WHAT THE TASK REQUIRES: From the data that follows, copy every line holding the string "Frequency".

RECORDS PROVIDED:
>>>

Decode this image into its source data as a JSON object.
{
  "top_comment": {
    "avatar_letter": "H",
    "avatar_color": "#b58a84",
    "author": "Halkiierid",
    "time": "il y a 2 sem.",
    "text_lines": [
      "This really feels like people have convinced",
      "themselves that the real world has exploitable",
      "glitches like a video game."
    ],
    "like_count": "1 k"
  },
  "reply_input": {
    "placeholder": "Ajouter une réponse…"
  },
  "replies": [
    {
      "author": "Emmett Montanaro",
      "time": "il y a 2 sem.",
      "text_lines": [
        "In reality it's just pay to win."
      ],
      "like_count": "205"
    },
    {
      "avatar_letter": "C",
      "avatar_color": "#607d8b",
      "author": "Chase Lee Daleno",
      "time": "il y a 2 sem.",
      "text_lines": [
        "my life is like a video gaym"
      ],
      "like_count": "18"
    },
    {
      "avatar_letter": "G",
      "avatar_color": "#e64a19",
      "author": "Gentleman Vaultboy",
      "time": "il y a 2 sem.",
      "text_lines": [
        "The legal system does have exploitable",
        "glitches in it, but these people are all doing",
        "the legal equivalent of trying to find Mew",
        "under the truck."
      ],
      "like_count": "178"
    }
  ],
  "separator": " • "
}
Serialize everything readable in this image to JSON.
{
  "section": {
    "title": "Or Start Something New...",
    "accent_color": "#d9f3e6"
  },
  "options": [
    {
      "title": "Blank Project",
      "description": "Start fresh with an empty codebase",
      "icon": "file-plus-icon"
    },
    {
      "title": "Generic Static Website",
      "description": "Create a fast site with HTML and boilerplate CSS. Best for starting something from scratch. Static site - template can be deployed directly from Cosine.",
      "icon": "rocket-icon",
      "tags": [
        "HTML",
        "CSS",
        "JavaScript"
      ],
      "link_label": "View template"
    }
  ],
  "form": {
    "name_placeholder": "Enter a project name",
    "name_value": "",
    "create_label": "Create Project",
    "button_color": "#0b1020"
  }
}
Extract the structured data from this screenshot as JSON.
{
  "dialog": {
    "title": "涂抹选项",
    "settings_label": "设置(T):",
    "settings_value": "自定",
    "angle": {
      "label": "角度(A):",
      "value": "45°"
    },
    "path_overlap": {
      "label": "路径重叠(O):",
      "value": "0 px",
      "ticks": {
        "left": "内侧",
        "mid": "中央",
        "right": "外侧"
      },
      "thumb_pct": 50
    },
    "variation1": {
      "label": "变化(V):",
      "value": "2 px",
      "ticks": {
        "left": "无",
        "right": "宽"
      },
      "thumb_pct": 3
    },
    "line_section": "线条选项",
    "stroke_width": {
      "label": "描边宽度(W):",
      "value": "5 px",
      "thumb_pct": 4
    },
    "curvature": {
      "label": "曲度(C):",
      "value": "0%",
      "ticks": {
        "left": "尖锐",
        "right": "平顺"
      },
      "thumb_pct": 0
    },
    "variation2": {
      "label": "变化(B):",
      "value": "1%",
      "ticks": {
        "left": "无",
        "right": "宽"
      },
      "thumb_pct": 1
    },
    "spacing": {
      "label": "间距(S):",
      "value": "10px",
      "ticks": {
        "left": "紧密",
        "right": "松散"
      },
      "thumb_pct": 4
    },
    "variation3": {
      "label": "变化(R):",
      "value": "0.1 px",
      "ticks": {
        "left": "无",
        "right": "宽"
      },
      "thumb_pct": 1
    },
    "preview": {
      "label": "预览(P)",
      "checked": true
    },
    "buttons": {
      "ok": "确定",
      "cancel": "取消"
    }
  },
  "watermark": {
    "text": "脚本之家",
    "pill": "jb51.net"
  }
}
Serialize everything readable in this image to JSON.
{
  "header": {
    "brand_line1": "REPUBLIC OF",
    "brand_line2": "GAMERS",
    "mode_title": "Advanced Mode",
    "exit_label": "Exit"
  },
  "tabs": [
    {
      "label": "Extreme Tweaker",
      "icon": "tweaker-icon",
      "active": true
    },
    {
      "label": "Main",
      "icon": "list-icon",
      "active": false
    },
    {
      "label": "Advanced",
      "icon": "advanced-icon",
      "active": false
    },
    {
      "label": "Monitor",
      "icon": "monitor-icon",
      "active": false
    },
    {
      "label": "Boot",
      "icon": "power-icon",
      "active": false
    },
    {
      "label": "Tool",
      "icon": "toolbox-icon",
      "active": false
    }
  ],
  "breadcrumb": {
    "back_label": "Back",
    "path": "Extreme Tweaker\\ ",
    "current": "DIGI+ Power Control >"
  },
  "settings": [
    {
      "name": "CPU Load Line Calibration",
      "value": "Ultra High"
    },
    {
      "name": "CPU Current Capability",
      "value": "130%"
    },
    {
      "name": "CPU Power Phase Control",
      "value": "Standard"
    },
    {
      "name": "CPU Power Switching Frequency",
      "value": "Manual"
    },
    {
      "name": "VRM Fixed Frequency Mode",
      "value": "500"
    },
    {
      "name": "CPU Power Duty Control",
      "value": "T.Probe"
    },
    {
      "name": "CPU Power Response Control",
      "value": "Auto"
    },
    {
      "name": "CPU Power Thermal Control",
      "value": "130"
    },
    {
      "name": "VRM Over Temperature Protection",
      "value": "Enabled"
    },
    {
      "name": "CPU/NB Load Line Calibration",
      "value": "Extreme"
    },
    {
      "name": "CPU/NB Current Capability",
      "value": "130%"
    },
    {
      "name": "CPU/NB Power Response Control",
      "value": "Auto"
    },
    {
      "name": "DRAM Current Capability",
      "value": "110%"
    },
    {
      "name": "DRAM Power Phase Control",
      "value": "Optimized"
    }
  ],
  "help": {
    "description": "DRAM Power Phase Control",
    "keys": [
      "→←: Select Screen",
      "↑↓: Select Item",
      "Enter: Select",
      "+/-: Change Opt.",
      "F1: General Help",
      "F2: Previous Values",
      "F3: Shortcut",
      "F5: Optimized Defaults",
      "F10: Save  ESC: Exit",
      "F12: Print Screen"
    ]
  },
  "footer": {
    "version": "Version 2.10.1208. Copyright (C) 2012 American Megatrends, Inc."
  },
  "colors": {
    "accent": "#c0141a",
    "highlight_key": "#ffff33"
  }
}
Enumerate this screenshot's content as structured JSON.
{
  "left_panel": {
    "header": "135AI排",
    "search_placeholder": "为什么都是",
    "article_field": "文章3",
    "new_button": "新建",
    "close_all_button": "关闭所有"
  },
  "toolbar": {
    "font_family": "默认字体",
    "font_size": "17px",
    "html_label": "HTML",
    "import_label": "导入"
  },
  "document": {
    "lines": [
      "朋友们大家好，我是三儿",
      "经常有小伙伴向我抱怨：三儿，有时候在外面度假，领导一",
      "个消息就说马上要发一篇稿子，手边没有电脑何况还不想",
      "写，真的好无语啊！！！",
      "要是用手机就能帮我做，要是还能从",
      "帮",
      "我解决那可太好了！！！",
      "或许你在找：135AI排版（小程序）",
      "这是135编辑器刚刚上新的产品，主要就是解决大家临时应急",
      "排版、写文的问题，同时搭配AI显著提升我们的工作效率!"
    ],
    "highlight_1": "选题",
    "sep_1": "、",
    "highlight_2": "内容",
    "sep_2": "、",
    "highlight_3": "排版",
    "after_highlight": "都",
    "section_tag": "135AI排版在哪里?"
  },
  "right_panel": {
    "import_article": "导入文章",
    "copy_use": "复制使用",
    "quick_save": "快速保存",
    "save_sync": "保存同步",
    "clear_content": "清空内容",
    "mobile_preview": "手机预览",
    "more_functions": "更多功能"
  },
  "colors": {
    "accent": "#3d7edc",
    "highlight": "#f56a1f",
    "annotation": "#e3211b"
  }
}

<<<

ANSWER BELOW:
      "name": "CPU Power Switching Frequency",
      "name": "VRM Fixed Frequency Mode",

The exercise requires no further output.